### [Data about app and page elements]
..............................

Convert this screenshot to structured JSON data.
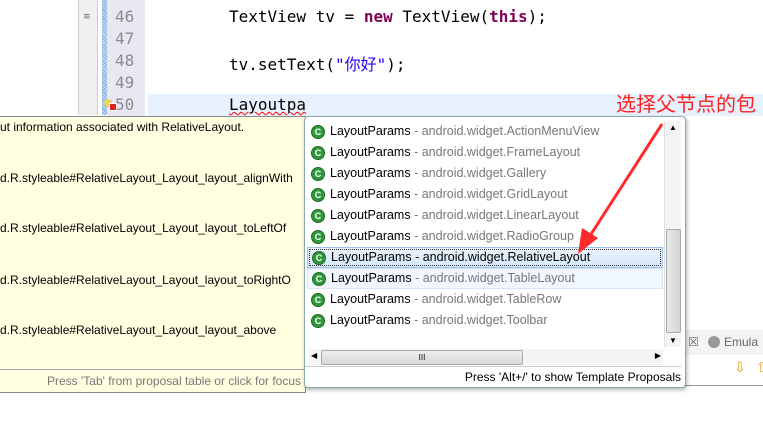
{
  "editor": {
    "line_numbers": [
      "46",
      "47",
      "48",
      "49",
      "50"
    ],
    "lines": {
      "l46_a": "TextView tv = ",
      "l46_kw1": "new",
      "l46_b": " TextView(",
      "l46_kw2": "this",
      "l46_c": ");",
      "l48_a": "tv.setText(",
      "l48_str": "\"你好\"",
      "l48_b": ");",
      "l50": "Layoutpa"
    }
  },
  "tooltip": {
    "lines": [
      "ut information associated with RelativeLayout.",
      "d.R.styleable#RelativeLayout_Layout_layout_alignWith",
      "d.R.styleable#RelativeLayout_Layout_layout_toLeftOf",
      "d.R.styleable#RelativeLayout_Layout_layout_toRightO",
      "d.R.styleable#RelativeLayout_Layout_layout_above"
    ],
    "footer": "Press 'Tab' from proposal table or click for focus"
  },
  "proposals": {
    "items": [
      {
        "name": "LayoutParams",
        "pkg": " - android.widget.ActionMenuView"
      },
      {
        "name": "LayoutParams",
        "pkg": " - android.widget.FrameLayout"
      },
      {
        "name": "LayoutParams",
        "pkg": " - android.widget.Gallery"
      },
      {
        "name": "LayoutParams",
        "pkg": " - android.widget.GridLayout"
      },
      {
        "name": "LayoutParams",
        "pkg": " - android.widget.LinearLayout"
      },
      {
        "name": "LayoutParams",
        "pkg": " - android.widget.RadioGroup"
      },
      {
        "name": "LayoutParams",
        "pkg": " - android.widget.RelativeLayout"
      },
      {
        "name": "LayoutParams",
        "pkg": " - android.widget.TableLayout"
      },
      {
        "name": "LayoutParams",
        "pkg": " - android.widget.TableRow"
      },
      {
        "name": "LayoutParams",
        "pkg": " - android.widget.Toolbar"
      }
    ],
    "selected_index": 6,
    "class_icon": "C",
    "footer": "Press 'Alt+/' to show Template Proposals",
    "hscroll_grip": "III"
  },
  "console": {
    "tab_label": "Emula",
    "close_glyph": "☒"
  },
  "annotation": {
    "text": "选择父节点的包",
    "color": "#ff2020"
  }
}
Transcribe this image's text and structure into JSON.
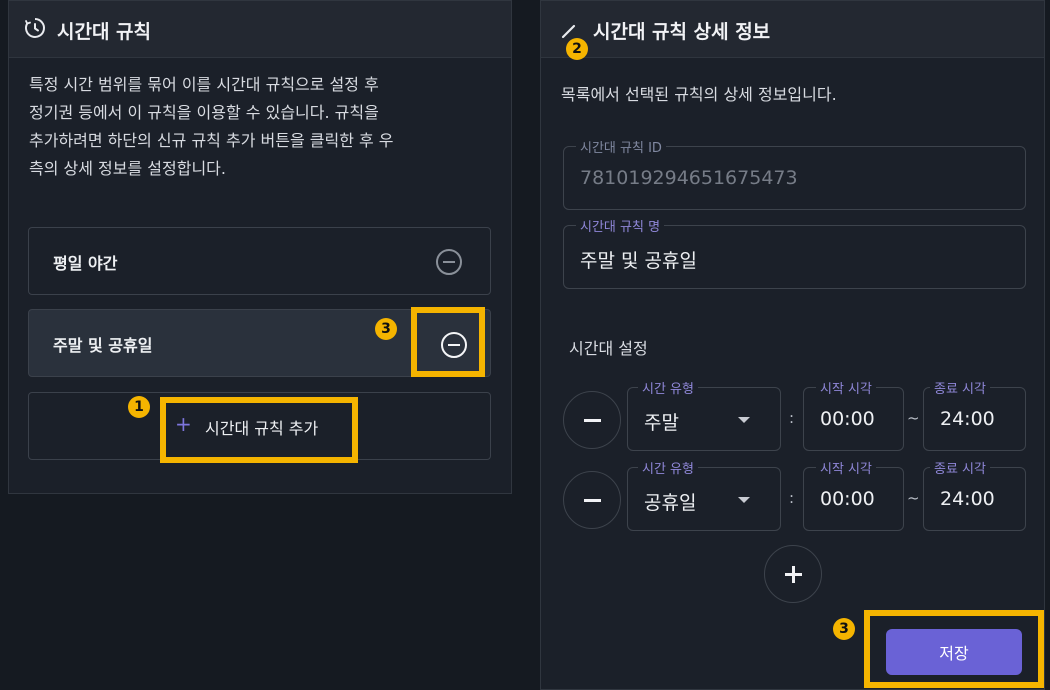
{
  "left_panel": {
    "title": "시간대 규칙",
    "description_lines": [
      "특정 시간 범위를 묶어 이를 시간대 규칙으로 설정 후",
      "정기권 등에서 이 규칙을 이용할 수 있습니다. 규칙을",
      "추가하려면 하단의 신규 규칙 추가 버튼을 클릭한 후 우",
      "측의 상세 정보를 설정합니다."
    ],
    "rules": [
      {
        "label": "평일 야간",
        "selected": false
      },
      {
        "label": "주말 및 공휴일",
        "selected": true
      }
    ],
    "add_button_label": "시간대 규칙 추가",
    "add_icon": "+"
  },
  "right_panel": {
    "title": "시간대 규칙 상세 정보",
    "description": "목록에서 선택된 규칙의 상세 정보입니다.",
    "rule_id": {
      "label": "시간대 규칙 ID",
      "value": "781019294651675473"
    },
    "rule_name": {
      "label": "시간대 규칙 명",
      "value": "주말 및 공휴일"
    },
    "time_settings_label": "시간대 설정",
    "time_rows": [
      {
        "type_label": "시간 유형",
        "type_value": "주말",
        "start_label": "시작 시각",
        "start_value": "00:00",
        "end_label": "종료 시각",
        "end_value": "24:00"
      },
      {
        "type_label": "시간 유형",
        "type_value": "공휴일",
        "start_label": "시작 시각",
        "start_value": "00:00",
        "end_label": "종료 시각",
        "end_value": "24:00"
      }
    ],
    "colon": ":",
    "tilde": "~",
    "save_label": "저장"
  },
  "badges": {
    "b1": "1",
    "b2": "2",
    "b3a": "3",
    "b3b": "3"
  },
  "colors": {
    "accent": "#6a62d6",
    "highlight": "#f5b400",
    "background": "#151a21"
  }
}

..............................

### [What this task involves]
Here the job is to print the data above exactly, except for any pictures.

### [Task result]
Convert this screenshot to structured JSON data.
{
  "editor": {
    "line_numbers": [
      "46",
      "47",
      "48",
      "49",
      "50"
    ],
    "lines": {
      "l46_a": "TextView tv = ",
      "l46_kw1": "new",
      "l46_b": " TextView(",
      "l46_kw2": "this",
      "l46_c": ");",
      "l48_a": "tv.setText(",
      "l48_str": "\"你好\"",
      "l48_b": ");",
      "l50": "Layoutpa"
    }
  },
  "tooltip": {
    "lines": [
      "ut information associated with RelativeLayout.",
      "d.R.styleable#RelativeLayout_Layout_layout_alignWith",
      "d.R.styleable#RelativeLayout_Layout_layout_toLeftOf",
      "d.R.styleable#RelativeLayout_Layout_layout_toRightO",
      "d.R.styleable#RelativeLayout_Layout_layout_above"
    ],
    "footer": "Press 'Tab' from proposal table or click for focus"
  },
  "proposals": {
    "items": [
      {
        "name": "LayoutParams",
        "pkg": " - android.widget.ActionMenuView"
      },
      {
        "name": "LayoutParams",
        "pkg": " - android.widget.FrameLayout"
      },
      {
        "name": "LayoutParams",
        "pkg": " - android.widget.Gallery"
      },
      {
        "name": "LayoutParams",
        "pkg": " - android.widget.GridLayout"
      },
      {
        "name": "LayoutParams",
        "pkg": " - android.widget.LinearLayout"
      },
      {
        "name": "LayoutParams",
        "pkg": " - android.widget.RadioGroup"
      },
      {
        "name": "LayoutParams",
        "pkg": " - android.widget.RelativeLayout"
      },
      {
        "name": "LayoutParams",
        "pkg": " - android.widget.TableLayout"
      },
      {
        "name": "LayoutParams",
        "pkg": " - android.widget.TableRow"
      },
      {
        "name": "LayoutParams",
        "pkg": " - android.widget.Toolbar"
      }
    ],
    "selected_index": 6,
    "class_icon": "C",
    "footer": "Press 'Alt+/' to show Template Proposals",
    "hscroll_grip": "III"
  },
  "console": {
    "tab_label": "Emula",
    "close_glyph": "☒"
  },
  "annotation": {
    "text": "选择父节点的包",
    "color": "#ff2020"
  }
}
Transcribe this image's text and structure into JSON.
{
  "left_panel": {
    "title": "시간대 규칙",
    "description_lines": [
      "특정 시간 범위를 묶어 이를 시간대 규칙으로 설정 후",
      "정기권 등에서 이 규칙을 이용할 수 있습니다. 규칙을",
      "추가하려면 하단의 신규 규칙 추가 버튼을 클릭한 후 우",
      "측의 상세 정보를 설정합니다."
    ],
    "rules": [
      {
        "label": "평일 야간",
        "selected": false
      },
      {
        "label": "주말 및 공휴일",
        "selected": true
      }
    ],
    "add_button_label": "시간대 규칙 추가",
    "add_icon": "+"
  },
  "right_panel": {
    "title": "시간대 규칙 상세 정보",
    "description": "목록에서 선택된 규칙의 상세 정보입니다.",
    "rule_id": {
      "label": "시간대 규칙 ID",
      "value": "781019294651675473"
    },
    "rule_name": {
      "label": "시간대 규칙 명",
      "value": "주말 및 공휴일"
    },
    "time_settings_label": "시간대 설정",
    "time_rows": [
      {
        "type_label": "시간 유형",
        "type_value": "주말",
        "start_label": "시작 시각",
        "start_value": "00:00",
        "end_label": "종료 시각",
        "end_value": "24:00"
      },
      {
        "type_label": "시간 유형",
        "type_value": "공휴일",
        "start_label": "시작 시각",
        "start_value": "00:00",
        "end_label": "종료 시각",
        "end_value": "24:00"
      }
    ],
    "colon": ":",
    "tilde": "~",
    "save_label": "저장"
  },
  "badges": {
    "b1": "1",
    "b2": "2",
    "b3a": "3",
    "b3b": "3"
  },
  "colors": {
    "accent": "#6a62d6",
    "highlight": "#f5b400",
    "background": "#151a21"
  }
}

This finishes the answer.